Diamcor Mining, a publicly-traded junior diamond mining company based in Canada and operating in South Africa, has reported a net income of C$350,676 for Q2 (the period ended September 30, 2019), a significant increase when compared to a net loss of C$417,368 realized during the same period in the prior fiscal year
Diamcor tendered and sold 3,883 carats of rough diamonds, generating revenues of C$730,962 (USD $569,059), which resulted in an average price of (US) $146 per carat. These results are lower than their revenues of C$1,041,470 (USD $726,846) and an average of (US) $278 per carat realized during the same period in the prior fiscal year in which several larger diamonds in the +10.8 special category were recovered, tendered, and sold. The decline in overall sales volumes during the current quarter was the result of the timing of rough diamond tenders during the current quarter with the final tender not closing until October of 2019, after the fiscal quarter, and reduced processing volumes due to contract heavy equipment reliability issues experienced early in the second quarter.
The junior miner cut down significantly on its operating expenses in the second fiscal quarter, achieving a negative (-$403,929) as compared to $521,429 incurred during the same period in the prior year. The company attributes the decline to their reduced heavy equipment and fuel expenses as compared to Q2 2018, a management-negotiated reduction of approximately $320,000 to the payable associated with the company’s previous heavy equipment contractor and, finally, a significant increase in rough diamond inventory stock on hand at the end of the second fiscal quarter. Diamcor had $918,183 in rough diamond inventory at the end of the fiscal quarter.
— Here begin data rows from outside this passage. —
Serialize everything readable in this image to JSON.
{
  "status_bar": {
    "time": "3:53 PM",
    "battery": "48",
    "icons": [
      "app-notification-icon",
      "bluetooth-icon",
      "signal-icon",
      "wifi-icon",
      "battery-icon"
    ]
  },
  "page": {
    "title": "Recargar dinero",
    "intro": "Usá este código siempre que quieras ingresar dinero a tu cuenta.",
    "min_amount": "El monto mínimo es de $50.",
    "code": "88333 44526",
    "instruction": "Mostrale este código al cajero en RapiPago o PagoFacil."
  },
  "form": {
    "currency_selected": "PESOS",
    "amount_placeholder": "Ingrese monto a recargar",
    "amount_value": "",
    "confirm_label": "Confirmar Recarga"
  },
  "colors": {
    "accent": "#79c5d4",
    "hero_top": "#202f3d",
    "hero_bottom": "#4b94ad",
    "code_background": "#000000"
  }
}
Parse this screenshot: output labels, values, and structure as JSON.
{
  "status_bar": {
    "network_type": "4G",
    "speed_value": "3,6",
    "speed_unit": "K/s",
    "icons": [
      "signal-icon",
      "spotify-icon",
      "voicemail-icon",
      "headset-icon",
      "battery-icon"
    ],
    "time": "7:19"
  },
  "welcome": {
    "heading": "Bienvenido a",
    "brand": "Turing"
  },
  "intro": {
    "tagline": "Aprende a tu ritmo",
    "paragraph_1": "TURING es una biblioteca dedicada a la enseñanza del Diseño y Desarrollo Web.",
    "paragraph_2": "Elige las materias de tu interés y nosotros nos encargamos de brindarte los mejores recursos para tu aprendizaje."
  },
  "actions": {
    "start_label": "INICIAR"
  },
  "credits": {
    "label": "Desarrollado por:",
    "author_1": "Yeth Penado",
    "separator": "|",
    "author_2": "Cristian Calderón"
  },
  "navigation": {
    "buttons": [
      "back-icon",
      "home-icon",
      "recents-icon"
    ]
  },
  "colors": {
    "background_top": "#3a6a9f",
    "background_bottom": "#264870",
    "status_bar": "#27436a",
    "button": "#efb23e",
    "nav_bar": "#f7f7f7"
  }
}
Diamcor said its primary focus in Q2 was on the processing of concentrate tailings. They say they have identified and corrected various issues experienced with past processing, which they say is "evident given the quantity and quality of rough diamonds being recovered during these exercises." Improving their operating practices and procedures provides the potential for increased recoveries on a per-ton basis as the company transitions back to the processing of material from the quarry in the coming weeks. They note that in addition to the potential for increased recoveries of rough diamonds recovered per ton of material processed, the lower average dollar per carat currently being realized from the concentrate tailings being processed is expected to return to higher historical averages as material from the quarry is processed, as the company expects a more balanced historical percentage of rough diamonds in all size fractions to be recovered.